• _Instructions to follow_: Every record needs to be repeated exactly; its pictures do not.

• _Information provided_:
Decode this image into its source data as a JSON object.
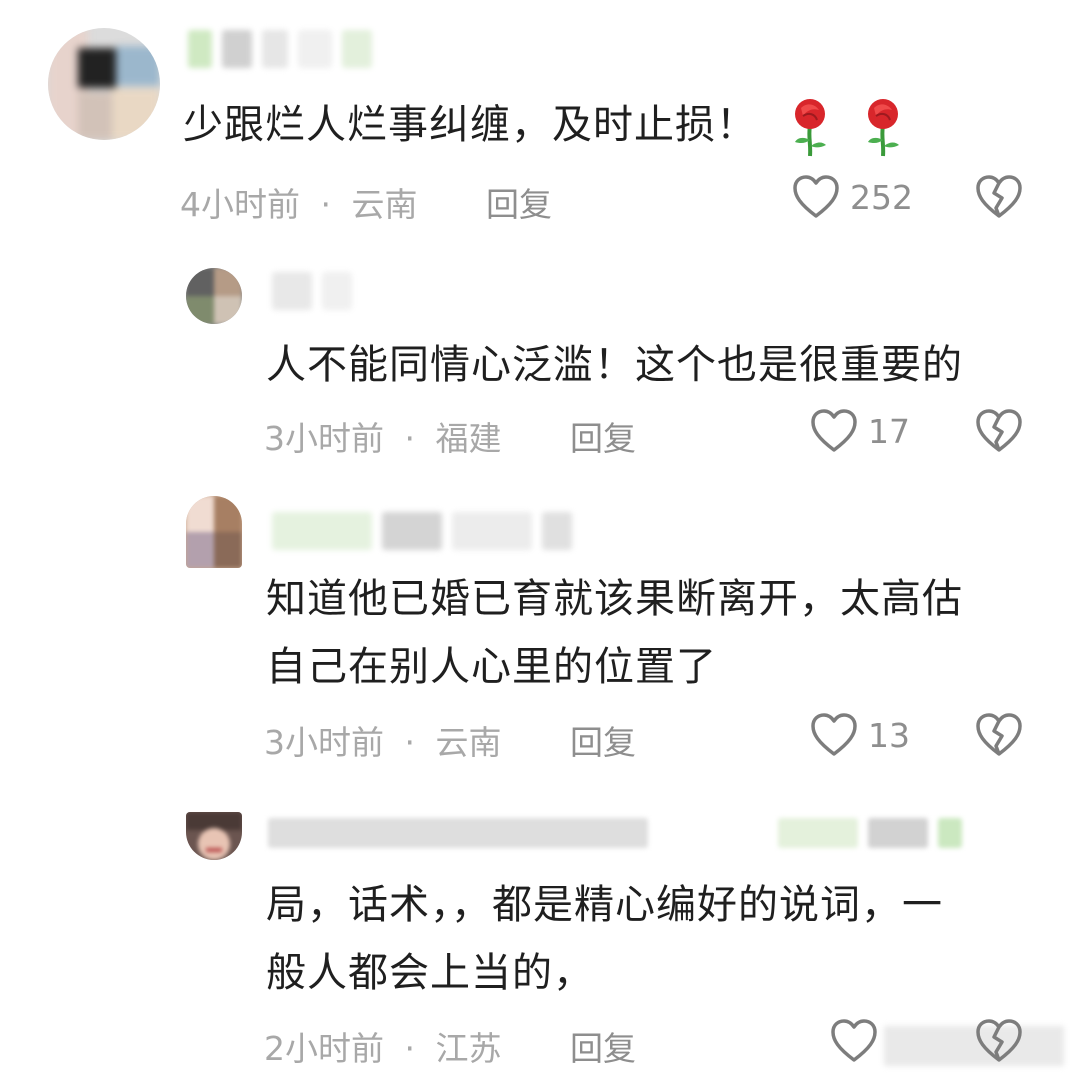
{
  "comments": [
    {
      "text": "少跟烂人烂事纠缠，及时止损！",
      "time": "4小时前",
      "location": "云南",
      "reply_label": "回复",
      "likes": "252",
      "emojis": [
        "rose",
        "rose"
      ]
    },
    {
      "text": "人不能同情心泛滥！这个也是很重要的",
      "time": "3小时前",
      "location": "福建",
      "reply_label": "回复",
      "likes": "17"
    },
    {
      "text_line1": "知道他已婚已育就该果断离开，太高估",
      "text_line2": "自己在别人心里的位置了",
      "time": "3小时前",
      "location": "云南",
      "reply_label": "回复",
      "likes": "13"
    },
    {
      "text_line1": "局，话术，，都是精心编好的说词，一",
      "text_line2": "般人都会上当的，",
      "time": "2小时前",
      "location": "江苏",
      "reply_label": "回复",
      "likes": ""
    }
  ],
  "separator": "·"
}
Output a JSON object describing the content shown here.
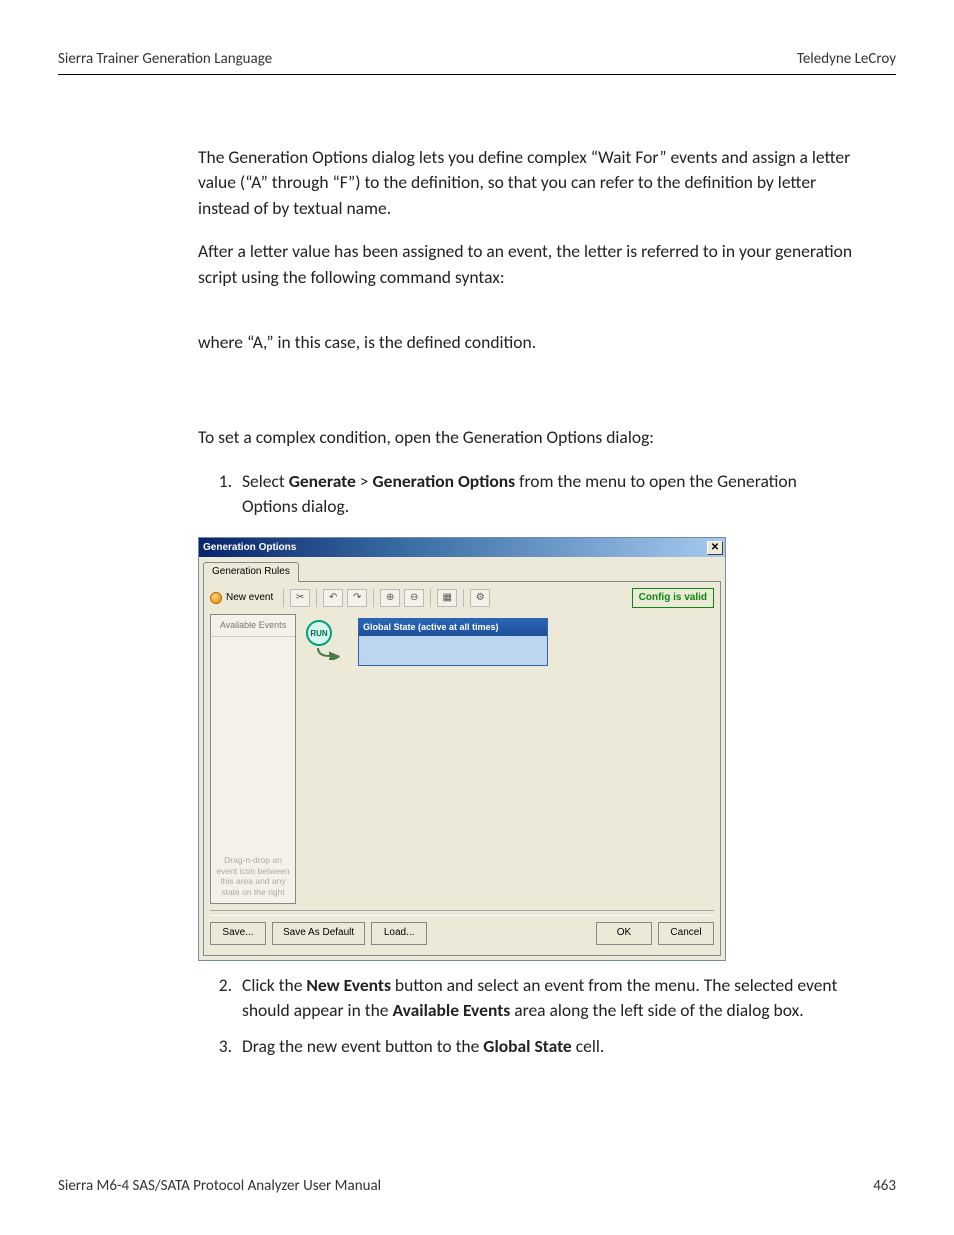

• _Expected output_:
Decode this image into its source data as a JSON object.
{
  "comments": [
    {
      "text": "少跟烂人烂事纠缠，及时止损！",
      "time": "4小时前",
      "location": "云南",
      "reply_label": "回复",
      "likes": "252",
      "emojis": [
        "rose",
        "rose"
      ]
    },
    {
      "text": "人不能同情心泛滥！这个也是很重要的",
      "time": "3小时前",
      "location": "福建",
      "reply_label": "回复",
      "likes": "17"
    },
    {
      "text_line1": "知道他已婚已育就该果断离开，太高估",
      "text_line2": "自己在别人心里的位置了",
      "time": "3小时前",
      "location": "云南",
      "reply_label": "回复",
      "likes": "13"
    },
    {
      "text_line1": "局，话术，，都是精心编好的说词，一",
      "text_line2": "般人都会上当的，",
      "time": "2小时前",
      "location": "江苏",
      "reply_label": "回复",
      "likes": ""
    }
  ],
  "separator": "·"
}
Output a JSON object describing the content shown here.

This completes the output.